Using the data that follows, say how many lines contain the word "class", giving the number by itself.

#### DATA FOR ANALYSIS:
——

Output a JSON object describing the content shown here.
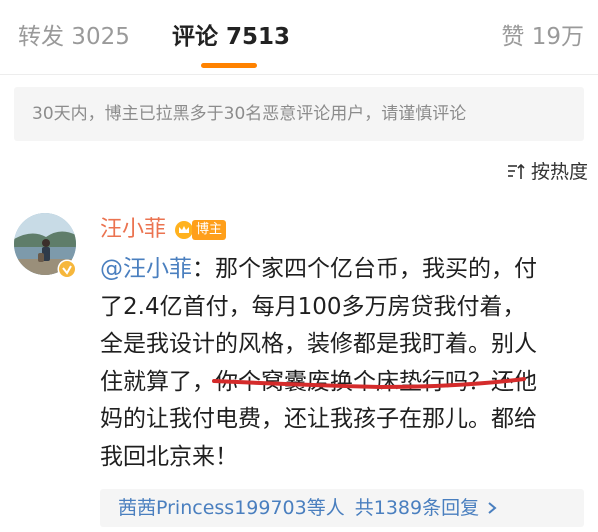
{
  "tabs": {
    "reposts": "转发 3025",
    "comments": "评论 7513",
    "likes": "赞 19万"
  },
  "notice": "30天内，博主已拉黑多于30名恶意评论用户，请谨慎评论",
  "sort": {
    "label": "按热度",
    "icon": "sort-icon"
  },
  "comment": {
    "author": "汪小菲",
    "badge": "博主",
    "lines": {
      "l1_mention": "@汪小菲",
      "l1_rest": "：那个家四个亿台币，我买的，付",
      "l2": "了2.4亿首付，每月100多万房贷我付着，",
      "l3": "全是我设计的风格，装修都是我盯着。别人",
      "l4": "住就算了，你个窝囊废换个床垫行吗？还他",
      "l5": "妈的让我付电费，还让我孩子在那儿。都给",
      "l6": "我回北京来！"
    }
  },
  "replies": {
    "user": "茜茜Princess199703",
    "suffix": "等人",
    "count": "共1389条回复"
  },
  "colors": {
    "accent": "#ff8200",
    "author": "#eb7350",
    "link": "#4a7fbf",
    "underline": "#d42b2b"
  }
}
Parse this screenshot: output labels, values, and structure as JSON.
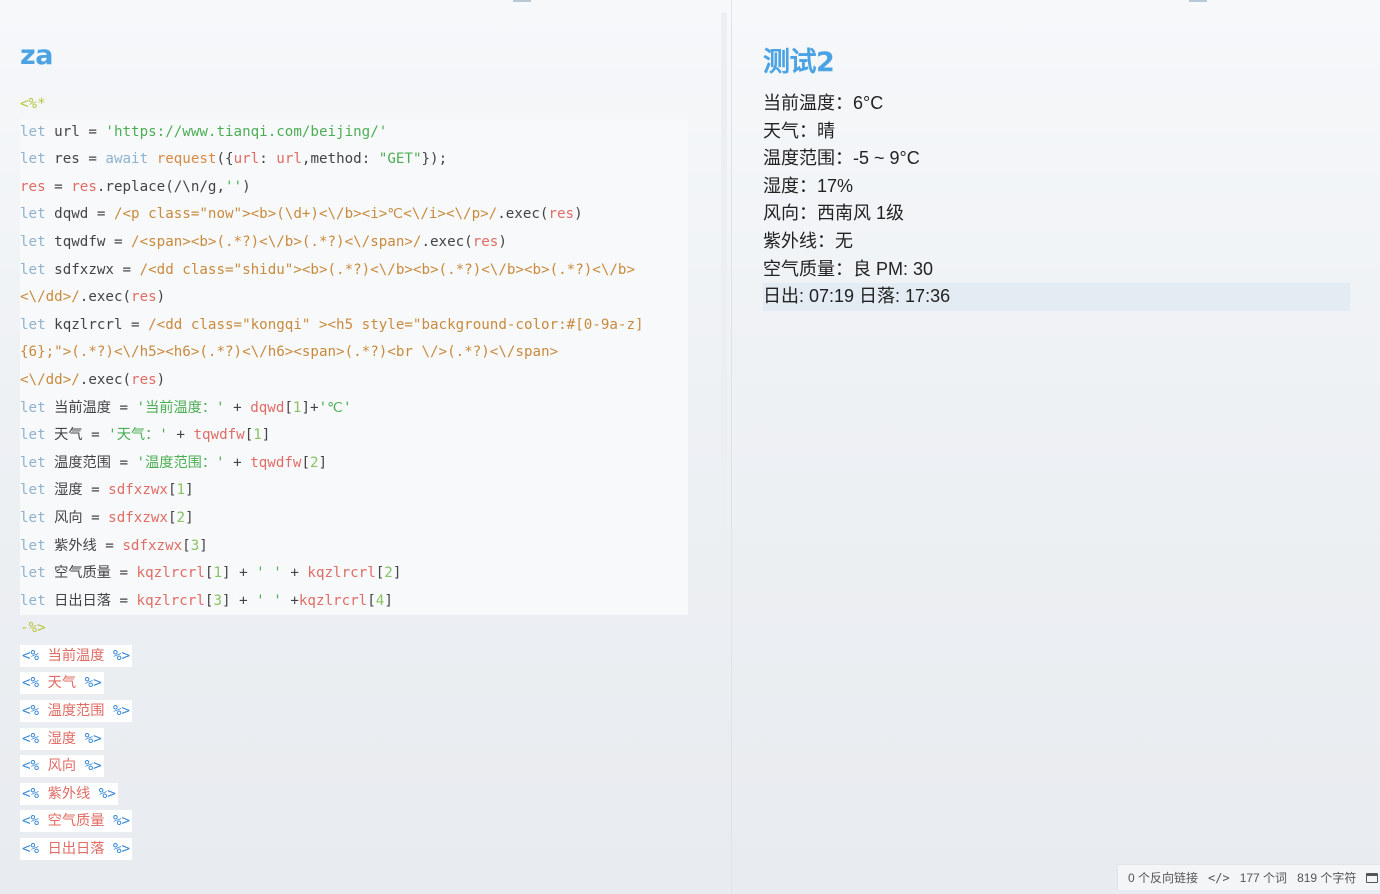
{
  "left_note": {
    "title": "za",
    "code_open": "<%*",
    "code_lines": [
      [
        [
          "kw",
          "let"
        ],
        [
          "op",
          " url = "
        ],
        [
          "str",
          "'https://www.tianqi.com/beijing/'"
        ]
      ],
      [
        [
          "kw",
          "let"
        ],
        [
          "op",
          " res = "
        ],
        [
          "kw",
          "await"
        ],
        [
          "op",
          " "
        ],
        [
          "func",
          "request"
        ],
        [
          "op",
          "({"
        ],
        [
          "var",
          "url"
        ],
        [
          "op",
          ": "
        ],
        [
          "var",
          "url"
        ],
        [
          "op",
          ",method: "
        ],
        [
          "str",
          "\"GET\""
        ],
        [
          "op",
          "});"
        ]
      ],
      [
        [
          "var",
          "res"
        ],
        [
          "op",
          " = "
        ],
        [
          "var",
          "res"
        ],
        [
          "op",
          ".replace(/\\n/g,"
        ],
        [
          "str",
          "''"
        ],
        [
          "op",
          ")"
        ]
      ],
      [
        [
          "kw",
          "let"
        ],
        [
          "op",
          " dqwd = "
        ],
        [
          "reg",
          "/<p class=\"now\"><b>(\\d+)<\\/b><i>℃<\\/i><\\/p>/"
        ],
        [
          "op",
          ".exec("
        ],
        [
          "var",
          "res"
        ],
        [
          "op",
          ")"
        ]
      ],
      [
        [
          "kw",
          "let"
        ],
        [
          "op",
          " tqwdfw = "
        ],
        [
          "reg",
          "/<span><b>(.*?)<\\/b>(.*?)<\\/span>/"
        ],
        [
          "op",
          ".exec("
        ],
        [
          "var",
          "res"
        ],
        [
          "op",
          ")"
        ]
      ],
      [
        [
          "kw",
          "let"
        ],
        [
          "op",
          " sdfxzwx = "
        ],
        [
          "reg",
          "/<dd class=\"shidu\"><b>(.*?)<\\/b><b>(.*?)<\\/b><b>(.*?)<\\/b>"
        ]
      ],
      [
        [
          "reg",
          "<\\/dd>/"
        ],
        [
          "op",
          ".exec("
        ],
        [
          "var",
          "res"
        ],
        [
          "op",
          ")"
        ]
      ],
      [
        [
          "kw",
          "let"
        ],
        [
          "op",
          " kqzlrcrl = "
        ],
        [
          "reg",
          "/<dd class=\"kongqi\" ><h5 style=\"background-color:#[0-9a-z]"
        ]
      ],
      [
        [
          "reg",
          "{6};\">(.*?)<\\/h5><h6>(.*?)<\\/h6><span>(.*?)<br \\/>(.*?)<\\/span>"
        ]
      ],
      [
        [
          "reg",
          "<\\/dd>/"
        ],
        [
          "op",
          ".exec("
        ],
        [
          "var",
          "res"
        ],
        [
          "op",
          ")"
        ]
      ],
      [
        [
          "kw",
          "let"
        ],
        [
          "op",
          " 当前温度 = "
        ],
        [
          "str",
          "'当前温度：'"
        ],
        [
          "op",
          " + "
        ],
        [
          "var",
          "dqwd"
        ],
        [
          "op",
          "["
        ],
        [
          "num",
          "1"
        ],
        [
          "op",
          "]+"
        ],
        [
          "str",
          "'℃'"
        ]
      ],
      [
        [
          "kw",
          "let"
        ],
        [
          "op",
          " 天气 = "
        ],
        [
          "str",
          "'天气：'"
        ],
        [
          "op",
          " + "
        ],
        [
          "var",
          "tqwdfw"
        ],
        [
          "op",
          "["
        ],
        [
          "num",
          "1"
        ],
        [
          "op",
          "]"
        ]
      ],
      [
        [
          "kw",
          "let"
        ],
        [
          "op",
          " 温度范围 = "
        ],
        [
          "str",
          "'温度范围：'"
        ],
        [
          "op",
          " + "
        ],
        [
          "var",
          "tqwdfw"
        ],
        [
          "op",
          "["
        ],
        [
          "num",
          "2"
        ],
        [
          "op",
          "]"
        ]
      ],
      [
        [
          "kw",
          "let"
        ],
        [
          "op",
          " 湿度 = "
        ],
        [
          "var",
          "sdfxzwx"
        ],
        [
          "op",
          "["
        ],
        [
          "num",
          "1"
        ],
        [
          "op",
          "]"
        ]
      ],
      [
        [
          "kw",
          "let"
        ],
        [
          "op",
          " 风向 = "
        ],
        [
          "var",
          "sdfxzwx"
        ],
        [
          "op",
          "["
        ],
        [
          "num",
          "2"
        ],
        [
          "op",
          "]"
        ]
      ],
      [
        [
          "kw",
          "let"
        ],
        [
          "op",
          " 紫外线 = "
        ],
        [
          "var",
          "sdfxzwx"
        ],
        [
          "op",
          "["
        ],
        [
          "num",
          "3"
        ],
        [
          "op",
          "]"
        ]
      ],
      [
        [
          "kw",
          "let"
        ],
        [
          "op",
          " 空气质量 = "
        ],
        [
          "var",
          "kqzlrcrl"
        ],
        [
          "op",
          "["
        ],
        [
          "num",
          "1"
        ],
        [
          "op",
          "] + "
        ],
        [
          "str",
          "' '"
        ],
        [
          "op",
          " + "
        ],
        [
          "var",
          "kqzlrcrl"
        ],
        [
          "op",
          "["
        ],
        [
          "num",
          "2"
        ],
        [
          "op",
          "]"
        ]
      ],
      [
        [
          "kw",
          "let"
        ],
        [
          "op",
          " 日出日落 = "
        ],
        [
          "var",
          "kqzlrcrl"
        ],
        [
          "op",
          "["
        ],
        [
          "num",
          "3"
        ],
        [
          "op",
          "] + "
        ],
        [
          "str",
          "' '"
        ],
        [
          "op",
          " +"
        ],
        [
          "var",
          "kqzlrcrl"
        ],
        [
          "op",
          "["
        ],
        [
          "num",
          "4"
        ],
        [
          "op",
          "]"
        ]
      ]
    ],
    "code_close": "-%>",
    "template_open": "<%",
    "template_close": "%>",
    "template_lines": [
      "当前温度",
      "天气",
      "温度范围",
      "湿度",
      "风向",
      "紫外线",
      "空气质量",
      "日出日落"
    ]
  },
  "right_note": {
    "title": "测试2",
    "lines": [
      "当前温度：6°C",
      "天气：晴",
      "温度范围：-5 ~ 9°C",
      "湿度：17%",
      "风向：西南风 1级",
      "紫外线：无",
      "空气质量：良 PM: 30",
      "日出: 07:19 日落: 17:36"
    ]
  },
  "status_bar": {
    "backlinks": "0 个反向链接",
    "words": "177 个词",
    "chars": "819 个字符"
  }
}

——

#### SOLUTION FOR THIS PROBLEM:
3